Will the Draft End at the Hand of 18-Year-Old Women?Will the Draft End at the Hand of 18-Year-Old Women? https://c-suitenetwork.com/advisors/wp-content/themes/csadvisore/images/empty/thumbnail.jpg 150 150 MIchael and Bonnie Harvey https://secure.gravatar.com/avatar/dfe7dbddd973f4b41b9f0e9b47ad6323?s=96&d=mm&r=g
Recently, we learned that a Houston Southern District Court Federal Judge ruled an all-male draft to be unconstitutional since it violates equal protection principles. All males must register with the selective service once they turn 18, despite nobody being conscripted for more than 40 years. One would presume this requires 18-year-old females to register as well.
This development brings up a series of debates about female equality, women in the military, and changes in military tech, but an even bigger debate is whether or not we even need a draft.
The Dreaded Draft
Michael lived in fear of being drafted throughout his entire college career. Thankfully, he never was. Vietnam wasn’t exactly a popular war among the young soldiers who were forced to fight it. Most were drafted against their wishes—taken from their classrooms and put right on the front lines with barely any training. Many died, and many of those who didn’t come home with lost limbs, PTSD, and/or drug addiction.
Despite the fact that many women enlisted and served, they weren’t drafted against their will—only men were. This, combined with the war’s unpopularity, ultimately ended the draft.
Both of Michael’s brothers voluntarily joined, hoping for a choice of duties rather than waiting to be drafted. Michael filed for student deferments, which became less and less effective as time went on. His classmates were being drafted and sent away to Vietnam. Many people left the country and were therefore branded as draft-dodging, and “un-American”. Imagine that—being too young to vote, yet you could be drafted at any time against your will to fight a war that you don’t have a say in.
Eventually, the Selective Service hosted a lottery and actually had a woman on TV pulling Ping-Pong balls out of a huge bowl like she was hosting Keno or Bingo.

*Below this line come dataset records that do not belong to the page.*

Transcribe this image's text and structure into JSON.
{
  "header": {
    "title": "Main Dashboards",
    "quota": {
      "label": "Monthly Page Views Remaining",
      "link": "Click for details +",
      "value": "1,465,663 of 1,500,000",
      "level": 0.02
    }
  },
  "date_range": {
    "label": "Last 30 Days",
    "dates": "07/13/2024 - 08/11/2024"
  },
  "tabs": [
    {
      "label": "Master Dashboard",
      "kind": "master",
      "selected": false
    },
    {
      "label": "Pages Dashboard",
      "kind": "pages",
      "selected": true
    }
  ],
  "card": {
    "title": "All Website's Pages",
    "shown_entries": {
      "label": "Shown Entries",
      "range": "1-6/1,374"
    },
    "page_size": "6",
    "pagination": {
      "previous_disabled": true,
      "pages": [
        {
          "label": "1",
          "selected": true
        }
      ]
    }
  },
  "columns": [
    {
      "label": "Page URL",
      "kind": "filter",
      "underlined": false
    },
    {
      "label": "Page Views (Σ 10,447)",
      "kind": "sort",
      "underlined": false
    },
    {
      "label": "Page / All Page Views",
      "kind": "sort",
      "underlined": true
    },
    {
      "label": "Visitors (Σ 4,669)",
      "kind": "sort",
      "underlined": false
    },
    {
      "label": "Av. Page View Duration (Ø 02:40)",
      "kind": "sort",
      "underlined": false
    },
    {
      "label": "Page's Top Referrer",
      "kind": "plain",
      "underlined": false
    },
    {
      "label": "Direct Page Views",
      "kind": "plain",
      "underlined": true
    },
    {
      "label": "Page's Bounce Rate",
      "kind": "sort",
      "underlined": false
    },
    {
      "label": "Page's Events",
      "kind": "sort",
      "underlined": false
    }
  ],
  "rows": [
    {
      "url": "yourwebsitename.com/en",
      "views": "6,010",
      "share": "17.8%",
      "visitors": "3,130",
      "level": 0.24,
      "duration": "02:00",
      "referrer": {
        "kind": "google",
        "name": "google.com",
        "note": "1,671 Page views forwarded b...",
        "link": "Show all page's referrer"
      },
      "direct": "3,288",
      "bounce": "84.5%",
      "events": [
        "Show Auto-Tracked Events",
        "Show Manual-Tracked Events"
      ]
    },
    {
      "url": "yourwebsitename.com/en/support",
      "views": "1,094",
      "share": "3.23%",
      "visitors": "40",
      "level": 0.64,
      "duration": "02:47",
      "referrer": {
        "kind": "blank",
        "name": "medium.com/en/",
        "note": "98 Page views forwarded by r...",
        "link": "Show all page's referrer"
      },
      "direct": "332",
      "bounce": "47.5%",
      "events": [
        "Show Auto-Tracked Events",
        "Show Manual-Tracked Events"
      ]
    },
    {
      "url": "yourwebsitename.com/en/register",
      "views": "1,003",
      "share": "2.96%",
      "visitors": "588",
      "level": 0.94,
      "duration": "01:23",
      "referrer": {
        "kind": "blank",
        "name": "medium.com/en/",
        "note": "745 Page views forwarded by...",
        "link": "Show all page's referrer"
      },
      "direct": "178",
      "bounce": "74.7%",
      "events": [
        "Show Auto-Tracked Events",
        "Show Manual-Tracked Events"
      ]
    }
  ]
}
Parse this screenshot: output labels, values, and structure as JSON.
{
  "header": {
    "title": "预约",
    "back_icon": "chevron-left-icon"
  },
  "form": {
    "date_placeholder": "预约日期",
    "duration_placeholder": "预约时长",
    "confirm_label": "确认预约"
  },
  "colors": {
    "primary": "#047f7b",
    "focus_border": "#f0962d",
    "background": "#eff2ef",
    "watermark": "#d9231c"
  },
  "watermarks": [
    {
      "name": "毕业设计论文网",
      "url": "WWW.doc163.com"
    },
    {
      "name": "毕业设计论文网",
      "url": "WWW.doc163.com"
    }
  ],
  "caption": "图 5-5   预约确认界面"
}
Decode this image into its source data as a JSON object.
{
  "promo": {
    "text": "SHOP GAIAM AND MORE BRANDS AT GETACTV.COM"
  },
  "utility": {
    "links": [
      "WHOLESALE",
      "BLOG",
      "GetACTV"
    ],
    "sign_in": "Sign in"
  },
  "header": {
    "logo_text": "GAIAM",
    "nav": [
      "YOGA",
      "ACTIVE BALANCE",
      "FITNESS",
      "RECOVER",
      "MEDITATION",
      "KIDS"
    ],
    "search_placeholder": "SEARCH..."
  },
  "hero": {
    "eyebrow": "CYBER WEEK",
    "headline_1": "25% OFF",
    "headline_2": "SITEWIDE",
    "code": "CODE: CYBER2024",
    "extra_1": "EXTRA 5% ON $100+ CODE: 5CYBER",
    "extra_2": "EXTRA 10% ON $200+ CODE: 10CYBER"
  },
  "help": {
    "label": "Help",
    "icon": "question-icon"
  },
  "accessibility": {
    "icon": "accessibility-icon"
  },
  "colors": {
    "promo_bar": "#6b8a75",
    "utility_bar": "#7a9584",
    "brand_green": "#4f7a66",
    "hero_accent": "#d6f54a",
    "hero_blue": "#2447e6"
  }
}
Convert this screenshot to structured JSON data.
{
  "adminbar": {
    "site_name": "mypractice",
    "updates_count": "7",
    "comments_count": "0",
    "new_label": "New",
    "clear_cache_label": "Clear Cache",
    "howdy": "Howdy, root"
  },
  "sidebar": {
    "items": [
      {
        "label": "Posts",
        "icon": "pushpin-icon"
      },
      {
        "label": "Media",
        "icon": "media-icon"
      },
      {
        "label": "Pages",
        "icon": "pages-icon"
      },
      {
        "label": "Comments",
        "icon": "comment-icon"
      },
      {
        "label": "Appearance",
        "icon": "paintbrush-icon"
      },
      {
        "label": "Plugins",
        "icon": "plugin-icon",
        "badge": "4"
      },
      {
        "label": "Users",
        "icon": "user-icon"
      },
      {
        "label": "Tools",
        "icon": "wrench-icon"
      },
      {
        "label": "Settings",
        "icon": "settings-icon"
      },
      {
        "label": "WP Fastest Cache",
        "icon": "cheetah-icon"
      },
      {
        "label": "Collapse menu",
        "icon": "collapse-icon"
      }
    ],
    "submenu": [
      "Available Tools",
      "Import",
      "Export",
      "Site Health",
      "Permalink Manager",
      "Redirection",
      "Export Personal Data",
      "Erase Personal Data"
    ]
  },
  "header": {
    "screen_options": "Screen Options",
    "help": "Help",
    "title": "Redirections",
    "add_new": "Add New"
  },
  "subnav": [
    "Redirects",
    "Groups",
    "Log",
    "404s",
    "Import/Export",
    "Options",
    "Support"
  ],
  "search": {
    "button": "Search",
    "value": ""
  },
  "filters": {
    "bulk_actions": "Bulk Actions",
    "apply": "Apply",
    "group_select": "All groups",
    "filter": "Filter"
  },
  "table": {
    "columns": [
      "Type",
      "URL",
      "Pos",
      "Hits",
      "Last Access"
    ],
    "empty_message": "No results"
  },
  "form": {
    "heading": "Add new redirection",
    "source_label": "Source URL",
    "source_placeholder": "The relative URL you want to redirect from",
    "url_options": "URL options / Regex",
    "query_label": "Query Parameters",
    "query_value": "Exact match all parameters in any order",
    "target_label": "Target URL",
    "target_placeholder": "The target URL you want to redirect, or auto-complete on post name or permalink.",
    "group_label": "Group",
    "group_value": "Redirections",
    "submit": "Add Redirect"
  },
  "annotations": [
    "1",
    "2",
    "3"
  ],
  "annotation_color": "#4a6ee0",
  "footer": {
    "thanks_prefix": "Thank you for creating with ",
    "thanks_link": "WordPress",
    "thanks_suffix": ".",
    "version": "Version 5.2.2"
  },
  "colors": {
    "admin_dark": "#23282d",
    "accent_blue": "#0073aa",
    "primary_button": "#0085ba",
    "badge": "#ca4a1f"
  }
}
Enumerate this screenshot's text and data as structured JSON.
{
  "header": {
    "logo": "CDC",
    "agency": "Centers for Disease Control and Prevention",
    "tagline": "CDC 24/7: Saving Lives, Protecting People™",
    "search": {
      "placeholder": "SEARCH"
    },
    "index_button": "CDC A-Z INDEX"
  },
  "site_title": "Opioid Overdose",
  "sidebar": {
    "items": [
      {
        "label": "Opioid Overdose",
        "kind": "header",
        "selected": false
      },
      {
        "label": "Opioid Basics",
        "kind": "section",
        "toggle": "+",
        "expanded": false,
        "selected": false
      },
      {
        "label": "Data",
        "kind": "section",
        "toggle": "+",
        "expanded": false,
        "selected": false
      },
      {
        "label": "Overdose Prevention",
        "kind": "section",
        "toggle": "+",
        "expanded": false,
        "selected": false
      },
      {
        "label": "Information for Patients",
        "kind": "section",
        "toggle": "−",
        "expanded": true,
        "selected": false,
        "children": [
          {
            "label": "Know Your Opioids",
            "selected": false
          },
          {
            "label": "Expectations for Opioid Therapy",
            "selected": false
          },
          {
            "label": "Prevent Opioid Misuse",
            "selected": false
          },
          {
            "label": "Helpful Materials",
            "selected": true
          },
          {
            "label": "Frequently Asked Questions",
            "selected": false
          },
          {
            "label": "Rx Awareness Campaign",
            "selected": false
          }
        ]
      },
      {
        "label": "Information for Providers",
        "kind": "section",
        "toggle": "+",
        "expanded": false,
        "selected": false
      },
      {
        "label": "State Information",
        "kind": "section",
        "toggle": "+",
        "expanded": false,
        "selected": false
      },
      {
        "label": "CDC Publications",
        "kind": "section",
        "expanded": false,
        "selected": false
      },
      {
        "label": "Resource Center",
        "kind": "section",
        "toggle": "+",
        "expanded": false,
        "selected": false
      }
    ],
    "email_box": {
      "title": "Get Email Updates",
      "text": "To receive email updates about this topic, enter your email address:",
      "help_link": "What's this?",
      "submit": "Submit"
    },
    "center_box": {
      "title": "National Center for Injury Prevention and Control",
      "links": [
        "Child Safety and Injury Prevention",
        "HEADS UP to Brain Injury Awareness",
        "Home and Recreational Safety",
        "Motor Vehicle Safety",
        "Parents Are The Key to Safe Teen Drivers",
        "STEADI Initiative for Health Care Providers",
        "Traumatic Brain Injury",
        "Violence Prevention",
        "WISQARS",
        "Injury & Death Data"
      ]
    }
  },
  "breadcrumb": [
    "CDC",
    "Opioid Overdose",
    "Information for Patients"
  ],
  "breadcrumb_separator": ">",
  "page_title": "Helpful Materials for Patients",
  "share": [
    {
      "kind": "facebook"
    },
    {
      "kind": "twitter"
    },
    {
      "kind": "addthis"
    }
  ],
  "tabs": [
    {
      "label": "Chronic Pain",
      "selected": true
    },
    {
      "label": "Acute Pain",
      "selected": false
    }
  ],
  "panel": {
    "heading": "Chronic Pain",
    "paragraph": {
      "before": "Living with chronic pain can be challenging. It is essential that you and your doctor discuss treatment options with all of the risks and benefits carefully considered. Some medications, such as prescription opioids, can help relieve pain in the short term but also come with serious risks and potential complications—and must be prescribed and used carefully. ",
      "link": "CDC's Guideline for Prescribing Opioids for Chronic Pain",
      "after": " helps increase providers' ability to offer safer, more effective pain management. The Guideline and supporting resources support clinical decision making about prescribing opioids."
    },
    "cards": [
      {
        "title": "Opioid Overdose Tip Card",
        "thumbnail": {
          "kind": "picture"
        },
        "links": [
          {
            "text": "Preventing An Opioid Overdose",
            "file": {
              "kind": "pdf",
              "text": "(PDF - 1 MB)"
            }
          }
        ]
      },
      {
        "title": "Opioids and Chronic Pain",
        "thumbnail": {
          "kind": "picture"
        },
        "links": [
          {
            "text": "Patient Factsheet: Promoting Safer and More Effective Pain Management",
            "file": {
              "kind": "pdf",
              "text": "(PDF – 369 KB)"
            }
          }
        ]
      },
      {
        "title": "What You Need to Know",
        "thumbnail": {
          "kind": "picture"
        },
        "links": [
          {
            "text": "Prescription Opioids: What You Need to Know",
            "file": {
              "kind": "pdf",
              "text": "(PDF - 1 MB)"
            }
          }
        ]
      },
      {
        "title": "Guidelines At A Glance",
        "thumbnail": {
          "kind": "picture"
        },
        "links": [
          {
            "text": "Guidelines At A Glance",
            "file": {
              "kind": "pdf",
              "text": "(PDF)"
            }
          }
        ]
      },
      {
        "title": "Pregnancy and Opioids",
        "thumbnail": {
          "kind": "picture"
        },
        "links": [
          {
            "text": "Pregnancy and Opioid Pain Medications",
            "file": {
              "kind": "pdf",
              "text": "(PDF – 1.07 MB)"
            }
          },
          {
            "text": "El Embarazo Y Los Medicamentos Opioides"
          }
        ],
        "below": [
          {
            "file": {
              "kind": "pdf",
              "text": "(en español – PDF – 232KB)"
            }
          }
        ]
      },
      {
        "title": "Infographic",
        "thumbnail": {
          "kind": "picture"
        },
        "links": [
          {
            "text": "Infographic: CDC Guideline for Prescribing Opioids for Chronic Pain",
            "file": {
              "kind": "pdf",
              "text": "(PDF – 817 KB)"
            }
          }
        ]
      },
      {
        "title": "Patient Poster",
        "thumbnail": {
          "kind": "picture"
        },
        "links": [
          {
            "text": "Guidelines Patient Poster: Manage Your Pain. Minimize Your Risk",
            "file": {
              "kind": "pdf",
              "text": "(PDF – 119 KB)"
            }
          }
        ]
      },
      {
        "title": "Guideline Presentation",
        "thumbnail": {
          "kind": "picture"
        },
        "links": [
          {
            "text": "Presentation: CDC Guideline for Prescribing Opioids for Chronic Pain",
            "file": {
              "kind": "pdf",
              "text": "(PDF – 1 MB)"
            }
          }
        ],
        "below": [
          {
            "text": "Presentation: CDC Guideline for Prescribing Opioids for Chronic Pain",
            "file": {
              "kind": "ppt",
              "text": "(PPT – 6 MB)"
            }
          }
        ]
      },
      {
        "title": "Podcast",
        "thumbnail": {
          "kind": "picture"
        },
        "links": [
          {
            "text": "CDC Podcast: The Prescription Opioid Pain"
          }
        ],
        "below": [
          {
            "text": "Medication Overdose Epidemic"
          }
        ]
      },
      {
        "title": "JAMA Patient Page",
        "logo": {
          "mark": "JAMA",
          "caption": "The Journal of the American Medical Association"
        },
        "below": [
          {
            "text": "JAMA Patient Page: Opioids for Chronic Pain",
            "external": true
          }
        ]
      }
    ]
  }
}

There were 366 balls with a birthdate printed on each. The first balls drawn represented the birthdates of the first young men drafted. Thankfully, Michael’s birthdate was drawn toward the end. But the draft ultimately ended, and so did the war—and the US stopped punishing “draft dodgers” in 1977. What a relief!
Reconsidering Our Votes When it comes to Drafting
What’s most interesting about this story, as scary as the draft was, is that it forced the US to take an interest in the way their officials thought about the draft and the war. The draft was solely responsible for numerous casualties of those who were ripped from the general public to be conscripted into duty.
Today, the debate to eliminate the draft is based on the idea of volunteer-based armed forces—a professional army. While we are eternally thankful for volunteer soldiers’ sacrifices, we worry about the possibility of apathy and a disconnect with the general public.
Wars with a draft did not exceed 4 years, for the most part. Now, they can apparently go on forever! Why? With the draft, it hit too close to home. Now, it’s “someone else’s job.” With the draft, sons were torn away from their careers and families without their consent. But now, with volunteering soldiers, people may say, “They knew the job was dangerous when they took it.” Some folks are even discussing turning certain wars over to private businesses to avoid repercussion.
As awful as the draft was, it forced people to be opinionated and speak publicly about the wisdom of the war. When officials fought for reelection, the vigilant and motivated majority held them accountable. The draft was on everyone’s mind.
But having said all that—we are not in favor of the draft. We are, however, against the kind of apathy that encourages warfare without accountability. Maybe with women now subject to being drafted, we’ll come up with a way to end it all without starting endless wars. Our servicemen and women deserve civilian oversight and constant awareness of the important decision-makers that put them in harm’s way.